Matt Dawson once said that Hill was without question the best player England has ever had while French flanker Serge Betsen described him as a player who came from the shadows, from the darkness - no wonder his nickname was the silent assassin.
So important was he to the team, that the flanker, who won 71 caps for England, was never dropped by Clive Woodward. However Hill's abiding memory of the 2003 World Cup is not the winning drop goal, but rather one of relief!
"Obviously the memory of winning is there for me and is a great feeling, but for me there was also that massive relief that I was actually part of it," explained Hill. "At one stage I thought I would not be able to join in."
Hills fears were well-founded - a hamstring injury on the eve of the tournament ruled him out of all the pool games, and things took a turn for the worse when a scan showed he would not be ready for England's quarter-final clash with Wales either.
"After I picked up the hamstring injury there were periods when I questioned whether I would be continuing with the squad or flying home," he reflected.
"That was off the back of being reassured by Clive [Woodward] that I still had a part to play even though I was not fit or available for a huge quarter-final match. While that was hugely reassuring, you still have that doubt and fear that you will be sent home.

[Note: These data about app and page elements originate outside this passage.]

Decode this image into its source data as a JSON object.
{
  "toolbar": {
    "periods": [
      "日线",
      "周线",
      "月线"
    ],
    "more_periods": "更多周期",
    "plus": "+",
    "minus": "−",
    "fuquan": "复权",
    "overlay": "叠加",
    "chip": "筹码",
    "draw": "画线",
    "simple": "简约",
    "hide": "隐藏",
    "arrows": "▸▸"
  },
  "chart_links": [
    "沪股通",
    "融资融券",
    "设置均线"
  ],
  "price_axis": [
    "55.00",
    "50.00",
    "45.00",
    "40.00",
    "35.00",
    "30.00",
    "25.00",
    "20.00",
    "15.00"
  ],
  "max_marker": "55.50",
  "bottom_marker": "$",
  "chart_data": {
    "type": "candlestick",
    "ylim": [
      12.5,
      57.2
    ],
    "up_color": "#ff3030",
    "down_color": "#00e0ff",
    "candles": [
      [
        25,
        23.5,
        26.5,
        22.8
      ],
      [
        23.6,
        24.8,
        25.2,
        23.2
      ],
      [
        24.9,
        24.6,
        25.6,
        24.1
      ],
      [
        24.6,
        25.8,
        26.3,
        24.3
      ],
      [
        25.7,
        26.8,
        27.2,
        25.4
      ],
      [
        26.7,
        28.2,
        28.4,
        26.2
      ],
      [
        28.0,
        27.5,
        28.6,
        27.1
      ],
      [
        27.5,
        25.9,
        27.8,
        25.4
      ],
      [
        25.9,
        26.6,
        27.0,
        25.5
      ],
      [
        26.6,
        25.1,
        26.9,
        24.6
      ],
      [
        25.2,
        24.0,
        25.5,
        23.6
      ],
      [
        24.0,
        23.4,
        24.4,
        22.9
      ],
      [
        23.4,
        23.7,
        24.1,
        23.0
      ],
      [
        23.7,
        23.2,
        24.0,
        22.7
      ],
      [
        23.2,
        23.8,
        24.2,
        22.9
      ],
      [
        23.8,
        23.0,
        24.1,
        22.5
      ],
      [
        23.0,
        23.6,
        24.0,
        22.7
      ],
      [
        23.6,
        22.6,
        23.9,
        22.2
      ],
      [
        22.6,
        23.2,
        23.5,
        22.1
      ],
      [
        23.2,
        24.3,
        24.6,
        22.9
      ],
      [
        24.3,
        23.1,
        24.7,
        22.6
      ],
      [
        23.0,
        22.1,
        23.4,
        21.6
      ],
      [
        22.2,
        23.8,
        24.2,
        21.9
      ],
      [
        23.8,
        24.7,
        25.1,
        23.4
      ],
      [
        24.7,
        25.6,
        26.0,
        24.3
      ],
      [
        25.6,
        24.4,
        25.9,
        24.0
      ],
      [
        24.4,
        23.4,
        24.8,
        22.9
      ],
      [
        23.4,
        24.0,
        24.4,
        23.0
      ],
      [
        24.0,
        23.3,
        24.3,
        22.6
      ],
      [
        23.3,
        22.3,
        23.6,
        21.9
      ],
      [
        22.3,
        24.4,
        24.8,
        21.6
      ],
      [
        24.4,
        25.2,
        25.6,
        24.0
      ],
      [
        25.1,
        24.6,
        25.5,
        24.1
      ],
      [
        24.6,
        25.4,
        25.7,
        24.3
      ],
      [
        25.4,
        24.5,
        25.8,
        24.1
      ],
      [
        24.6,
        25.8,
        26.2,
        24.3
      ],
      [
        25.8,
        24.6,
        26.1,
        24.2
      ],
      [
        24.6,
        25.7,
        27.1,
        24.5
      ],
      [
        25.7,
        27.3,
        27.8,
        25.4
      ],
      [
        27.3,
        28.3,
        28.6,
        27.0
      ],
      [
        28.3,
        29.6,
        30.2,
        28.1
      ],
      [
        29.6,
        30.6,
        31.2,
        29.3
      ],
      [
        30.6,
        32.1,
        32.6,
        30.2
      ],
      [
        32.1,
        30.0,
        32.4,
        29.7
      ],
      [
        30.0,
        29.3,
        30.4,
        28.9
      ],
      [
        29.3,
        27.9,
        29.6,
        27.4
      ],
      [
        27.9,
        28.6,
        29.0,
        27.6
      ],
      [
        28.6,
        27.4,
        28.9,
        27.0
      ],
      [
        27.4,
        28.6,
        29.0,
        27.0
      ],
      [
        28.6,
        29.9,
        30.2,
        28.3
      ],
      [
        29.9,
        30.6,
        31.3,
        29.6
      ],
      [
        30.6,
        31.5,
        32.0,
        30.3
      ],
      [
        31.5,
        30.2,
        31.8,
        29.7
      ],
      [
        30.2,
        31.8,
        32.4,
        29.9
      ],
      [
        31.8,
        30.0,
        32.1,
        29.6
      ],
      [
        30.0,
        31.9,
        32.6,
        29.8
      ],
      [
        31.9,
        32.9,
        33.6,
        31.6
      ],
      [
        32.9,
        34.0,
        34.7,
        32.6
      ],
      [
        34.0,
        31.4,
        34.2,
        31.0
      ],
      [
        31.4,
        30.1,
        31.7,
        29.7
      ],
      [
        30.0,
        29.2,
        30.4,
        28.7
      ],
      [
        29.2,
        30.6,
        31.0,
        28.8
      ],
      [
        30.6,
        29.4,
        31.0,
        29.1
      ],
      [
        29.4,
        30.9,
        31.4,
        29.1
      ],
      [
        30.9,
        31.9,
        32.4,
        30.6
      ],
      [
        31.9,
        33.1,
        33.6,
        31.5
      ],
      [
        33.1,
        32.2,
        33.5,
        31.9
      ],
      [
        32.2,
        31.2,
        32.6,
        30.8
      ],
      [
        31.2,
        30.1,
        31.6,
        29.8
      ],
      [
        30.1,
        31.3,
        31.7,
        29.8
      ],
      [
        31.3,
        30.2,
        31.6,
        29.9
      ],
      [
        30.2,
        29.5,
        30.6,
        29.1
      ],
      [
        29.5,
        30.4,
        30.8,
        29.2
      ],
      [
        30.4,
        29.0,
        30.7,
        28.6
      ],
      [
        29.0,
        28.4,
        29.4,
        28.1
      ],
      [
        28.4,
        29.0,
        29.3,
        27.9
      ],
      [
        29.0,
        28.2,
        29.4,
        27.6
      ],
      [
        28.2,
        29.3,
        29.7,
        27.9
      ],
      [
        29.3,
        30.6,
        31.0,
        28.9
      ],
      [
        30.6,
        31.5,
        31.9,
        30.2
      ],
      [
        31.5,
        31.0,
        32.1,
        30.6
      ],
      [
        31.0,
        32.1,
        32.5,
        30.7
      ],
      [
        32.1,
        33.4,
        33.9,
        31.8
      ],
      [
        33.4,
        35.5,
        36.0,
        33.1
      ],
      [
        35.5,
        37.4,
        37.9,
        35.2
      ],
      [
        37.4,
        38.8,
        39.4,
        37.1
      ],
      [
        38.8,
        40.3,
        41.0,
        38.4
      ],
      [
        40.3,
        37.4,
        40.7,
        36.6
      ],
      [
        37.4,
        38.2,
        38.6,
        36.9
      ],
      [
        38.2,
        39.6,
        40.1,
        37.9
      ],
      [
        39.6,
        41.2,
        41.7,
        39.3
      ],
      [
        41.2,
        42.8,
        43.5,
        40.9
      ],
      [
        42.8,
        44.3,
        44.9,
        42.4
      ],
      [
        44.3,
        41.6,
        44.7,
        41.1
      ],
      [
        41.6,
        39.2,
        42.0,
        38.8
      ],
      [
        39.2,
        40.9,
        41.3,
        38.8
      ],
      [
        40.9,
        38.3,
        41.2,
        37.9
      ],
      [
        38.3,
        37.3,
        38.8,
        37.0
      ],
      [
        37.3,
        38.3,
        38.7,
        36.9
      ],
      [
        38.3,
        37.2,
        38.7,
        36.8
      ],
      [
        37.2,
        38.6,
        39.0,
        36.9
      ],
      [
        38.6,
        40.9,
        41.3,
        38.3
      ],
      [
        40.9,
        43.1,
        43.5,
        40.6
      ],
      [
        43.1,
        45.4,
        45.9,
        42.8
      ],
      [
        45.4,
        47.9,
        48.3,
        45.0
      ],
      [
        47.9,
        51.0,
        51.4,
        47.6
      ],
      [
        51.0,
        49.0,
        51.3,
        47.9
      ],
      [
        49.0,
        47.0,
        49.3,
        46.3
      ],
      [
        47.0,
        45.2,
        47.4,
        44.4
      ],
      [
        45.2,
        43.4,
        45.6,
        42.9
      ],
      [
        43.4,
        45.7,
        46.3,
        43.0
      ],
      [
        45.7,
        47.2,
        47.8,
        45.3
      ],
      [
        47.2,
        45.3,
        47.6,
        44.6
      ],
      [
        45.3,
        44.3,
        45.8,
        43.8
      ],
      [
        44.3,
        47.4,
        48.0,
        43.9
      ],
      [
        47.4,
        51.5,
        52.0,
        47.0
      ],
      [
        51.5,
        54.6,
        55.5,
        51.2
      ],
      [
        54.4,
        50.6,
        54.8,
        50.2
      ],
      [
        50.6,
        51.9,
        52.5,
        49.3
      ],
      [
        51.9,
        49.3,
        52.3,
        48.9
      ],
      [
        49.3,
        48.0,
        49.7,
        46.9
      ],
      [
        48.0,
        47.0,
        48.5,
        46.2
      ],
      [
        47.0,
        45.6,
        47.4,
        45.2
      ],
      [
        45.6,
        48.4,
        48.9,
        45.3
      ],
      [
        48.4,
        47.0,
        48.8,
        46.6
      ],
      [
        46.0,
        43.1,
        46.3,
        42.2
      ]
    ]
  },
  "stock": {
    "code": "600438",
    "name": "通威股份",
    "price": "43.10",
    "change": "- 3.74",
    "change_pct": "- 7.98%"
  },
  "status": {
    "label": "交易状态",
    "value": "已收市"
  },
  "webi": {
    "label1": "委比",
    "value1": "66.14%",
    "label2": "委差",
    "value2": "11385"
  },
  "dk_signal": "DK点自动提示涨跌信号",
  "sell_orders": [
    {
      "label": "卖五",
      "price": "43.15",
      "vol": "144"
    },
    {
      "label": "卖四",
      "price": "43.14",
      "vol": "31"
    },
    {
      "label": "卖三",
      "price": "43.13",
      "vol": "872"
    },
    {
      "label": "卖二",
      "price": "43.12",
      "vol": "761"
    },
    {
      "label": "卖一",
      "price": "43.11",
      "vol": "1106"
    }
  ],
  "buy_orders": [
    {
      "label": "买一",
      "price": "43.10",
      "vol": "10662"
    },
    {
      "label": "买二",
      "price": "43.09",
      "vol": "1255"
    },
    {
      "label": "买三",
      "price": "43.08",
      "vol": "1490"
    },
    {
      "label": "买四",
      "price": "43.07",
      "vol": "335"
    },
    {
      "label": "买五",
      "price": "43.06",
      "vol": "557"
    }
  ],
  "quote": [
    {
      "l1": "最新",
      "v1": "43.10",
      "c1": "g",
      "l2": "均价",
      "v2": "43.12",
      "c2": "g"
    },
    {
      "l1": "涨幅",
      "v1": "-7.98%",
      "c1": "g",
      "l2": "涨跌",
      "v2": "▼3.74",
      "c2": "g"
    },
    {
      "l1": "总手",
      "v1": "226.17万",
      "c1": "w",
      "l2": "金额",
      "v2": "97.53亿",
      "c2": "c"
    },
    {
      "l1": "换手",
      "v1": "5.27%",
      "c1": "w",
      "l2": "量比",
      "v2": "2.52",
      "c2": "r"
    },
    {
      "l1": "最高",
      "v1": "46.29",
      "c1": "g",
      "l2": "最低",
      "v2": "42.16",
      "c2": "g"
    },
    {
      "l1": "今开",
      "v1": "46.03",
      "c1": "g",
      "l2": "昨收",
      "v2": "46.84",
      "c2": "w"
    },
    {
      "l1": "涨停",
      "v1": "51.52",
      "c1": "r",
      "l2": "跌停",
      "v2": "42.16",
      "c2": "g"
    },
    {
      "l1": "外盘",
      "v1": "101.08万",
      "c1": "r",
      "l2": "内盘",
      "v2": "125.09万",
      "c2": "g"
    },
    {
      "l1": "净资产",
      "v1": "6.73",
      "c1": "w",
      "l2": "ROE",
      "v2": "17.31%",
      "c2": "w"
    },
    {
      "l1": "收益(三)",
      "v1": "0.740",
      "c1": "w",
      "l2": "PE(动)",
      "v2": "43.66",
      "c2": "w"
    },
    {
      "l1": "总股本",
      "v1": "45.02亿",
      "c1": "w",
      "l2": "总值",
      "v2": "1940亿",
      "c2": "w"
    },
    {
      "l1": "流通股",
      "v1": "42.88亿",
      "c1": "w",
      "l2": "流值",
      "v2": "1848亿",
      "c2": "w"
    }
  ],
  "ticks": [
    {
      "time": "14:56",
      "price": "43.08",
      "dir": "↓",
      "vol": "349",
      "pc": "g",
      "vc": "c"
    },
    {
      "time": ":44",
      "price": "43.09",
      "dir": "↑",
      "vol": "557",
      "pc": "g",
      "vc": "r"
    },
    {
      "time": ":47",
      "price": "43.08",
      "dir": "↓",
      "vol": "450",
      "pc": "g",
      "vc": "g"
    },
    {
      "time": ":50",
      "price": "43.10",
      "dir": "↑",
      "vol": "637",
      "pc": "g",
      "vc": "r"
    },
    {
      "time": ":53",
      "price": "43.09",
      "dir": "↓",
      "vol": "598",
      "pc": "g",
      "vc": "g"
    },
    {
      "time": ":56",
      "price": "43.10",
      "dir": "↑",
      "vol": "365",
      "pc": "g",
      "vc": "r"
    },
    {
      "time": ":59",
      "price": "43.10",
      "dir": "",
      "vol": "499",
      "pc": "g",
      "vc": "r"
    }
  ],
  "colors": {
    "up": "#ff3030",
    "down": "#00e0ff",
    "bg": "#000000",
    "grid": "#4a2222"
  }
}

"My family and loved ones were coming out and I had visions of passing them mid-air!
"To finally get the all clear for the semi-final was such a relief and I could not wait to get on!
Hill came through that semi-final against France unscathed and England were set for the biggest game ever - a final against co-hosts Australia.
"It was a huge game and Lote Tuqiri scoring so early on was a bit of a worry, but we managed to really dig in and limit their possession. I was at the bottom of a ruck, I think, when Jason Robinson went over for his try and felt that we were in control.
"It was frustrating that they came back into the game through the penalties - especially at the scrum. We really had to sort ourselves out and find out exactly what the ref wanted and stick to our discipline. It was disappointing that they got that last penalty which took the game to extra time but we were the fittest we had ever been and knew we could handle it physically.
"I was subbed after about 15 minutes of extra-time so watched Jonny's drop goal from the bench - it was a great moment, but I still felt that the job was not done. We really had to concentrate on securing the ball from the kick-off and not giving them any chance. It was unbelievable when that final whistle went, joy and relief that I had got to where I wanted too."
The right direction
Ten years after that day, Hill is looking forward to 2015 and believes that the current England coach, Stuart Lancaster, is taking the team in the right direction.
"I'm happy with the direction we are going in, they have come on significantly in the last two years and I am very happy with the culture that Stuart Lancaster is developing," added Hill.
"There still is a lot of learning to be done before 2015, and a few tweaks here and there, but they are on their way. I was very impressed with the forwards and think that they are becoming a formidable pack with plenty of depth - that is key for a World Cup.
"Defensively England are looking pretty good too, they need to get a more cutting edge in attack though, but I think that will definitely come. It's all about setting their stall down and working towards that goal."